The Thomas J. Steele, S.J. Collection was acquired by the Regis University Archives and Special Collections in October 2010 upon the death of Fr. Steele.
The entire collection is open for research use.
Ownership and Literary Rights
The Thomas J. Steele, S.J. Collection is the physical property of Regis University Library. Permission to use unpublished materials in the collection must be obtained in writing from an officer of the Regis University Library.
The Thomas J. Steele, S.J. Collection, Archives and Special Collections,
8 cartons, 6 oil paintings, 16 trunks, 3 oversize.
Tuesday - Friday
7:30 a.m. - 3:30 p.m.
All materials in Archives & Special Collections can be found on the 4th floor of Dayton Memorial Library, Room 401. All researchers are welcome; an appointment is advised. To ensure access to the Archives and Special Collections, contact Elizabeth Cook for an appointment.
The materials in the Thomas J. Steele, S.J. Collection include his papers, his published articles and books, his artwork, and his Native American Collection.
Thomas J. Steele Papers: These materials include Steele’s personal records for rank and tenure; photographs both of his family and friends, as well as photographs taken by Steele for his publications; manuscripts of both published and unpublished writings; unpublished manuscripts by Fr. B.A.Schiffini, a Jesuit priest who worked in the New Mexico Mission from 1883 -1913, presumably the topic of a future project by Steele; and lastly, reprints of articles by other writers Steele used for his own research.
Published articles and books by Thomas J. Steele: Although some publications are unavailable, over ninety books and articles have been collected, inventoried, and archived in the Special Collections of Regis University.

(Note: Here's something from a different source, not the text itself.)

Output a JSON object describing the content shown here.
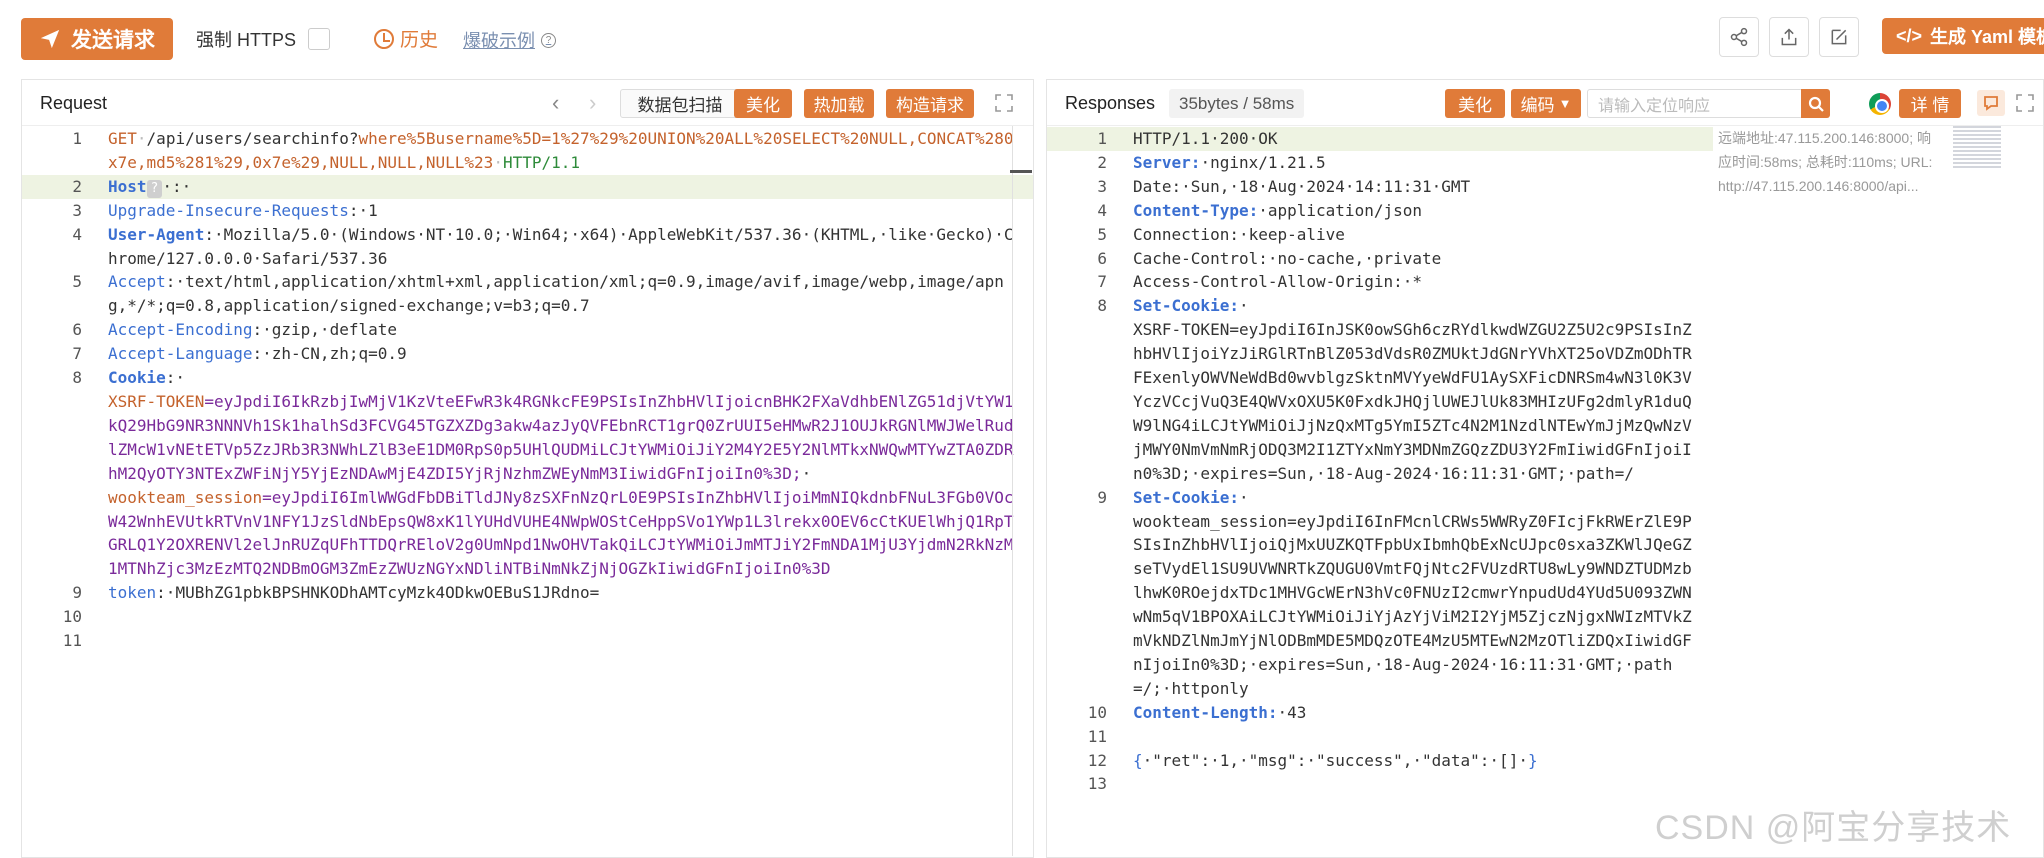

Artwork by Thomas J. Steele: The Archives and Special Collections owns six oil paintings done by Thomas J. Steele.
Regis Native American Collection: The culture of the southwest was often the primary subject of Steele’s writing and collecting. The core of this Native American collection, however, began with pottery acquired by Armand W. Forstall, S.J., although no records specifically itemize these pieces. Beginning in the 1970s, Steele added more pottery, as well as some newer pieces by potters reviving the aesthetic traditions of their pueblos. He also expanded the collection to contain additional items of native culture, such as blankets, arrow heads, moccasins, sand paintings, a cradleboard, jewelry and more. Because only guesswork can identify which of the 193 items were contributed by each of these two Jesuits, the entire collection is inventoried as the Regis Native American Collection.